The demand from younger travelers on increasing the pool of available drivers for a quicker pick-up, booking online and paying by credit card is a good thing for the travel industry. Maybe its time for taxi drivers themselves to adapt to the new trend, utilize their own car for transporting passengers and throw off the servitude shackles of the taxi industry once and for all. Let us hope that the replacement of the taxi industry with Uber does not create another type of monopoly that encourages long-term lethargy and indifference to customer loyalty and acquisition. And the most promising development on this fearful trend is the development of a driverless car, the idea being actively pursued by a Google/Uber partnership. The belief is that with rapidly evolving technology that cars should be able to safely navigate themselves and without the cost of a driver, the price for transportation should plummet so low to discard the idea of private ownership altogether which will mean less congestion and significantly reduced environmental externalities.

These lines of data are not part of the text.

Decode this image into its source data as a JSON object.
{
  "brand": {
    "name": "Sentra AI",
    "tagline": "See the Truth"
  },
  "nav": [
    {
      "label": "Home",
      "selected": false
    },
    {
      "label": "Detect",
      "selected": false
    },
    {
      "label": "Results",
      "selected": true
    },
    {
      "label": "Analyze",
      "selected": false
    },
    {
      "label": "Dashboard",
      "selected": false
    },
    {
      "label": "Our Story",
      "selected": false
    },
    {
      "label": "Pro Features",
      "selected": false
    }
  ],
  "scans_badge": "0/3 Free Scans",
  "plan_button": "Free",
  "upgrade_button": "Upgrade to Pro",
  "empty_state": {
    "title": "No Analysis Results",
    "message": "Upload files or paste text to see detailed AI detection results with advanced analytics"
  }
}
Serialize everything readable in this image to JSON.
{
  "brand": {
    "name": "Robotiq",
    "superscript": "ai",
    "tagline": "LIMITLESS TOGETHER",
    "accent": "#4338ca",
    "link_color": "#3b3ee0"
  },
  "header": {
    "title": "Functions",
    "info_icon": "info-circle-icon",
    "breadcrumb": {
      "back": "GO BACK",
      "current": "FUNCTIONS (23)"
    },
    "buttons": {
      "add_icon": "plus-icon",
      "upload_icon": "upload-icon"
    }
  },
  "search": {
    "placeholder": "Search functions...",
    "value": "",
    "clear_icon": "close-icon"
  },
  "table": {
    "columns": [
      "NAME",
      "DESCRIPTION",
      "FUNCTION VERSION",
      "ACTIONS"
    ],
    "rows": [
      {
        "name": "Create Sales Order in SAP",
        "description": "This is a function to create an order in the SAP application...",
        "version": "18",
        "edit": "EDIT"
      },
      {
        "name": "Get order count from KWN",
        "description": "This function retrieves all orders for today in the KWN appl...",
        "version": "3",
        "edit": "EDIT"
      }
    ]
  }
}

But, of course, would support any initiative that enhances your travel experience in a positive manner and ends the taxi monopoly!

Related resources:
Plus, in case you missed it; Do we really hate taxis? The story behind our name.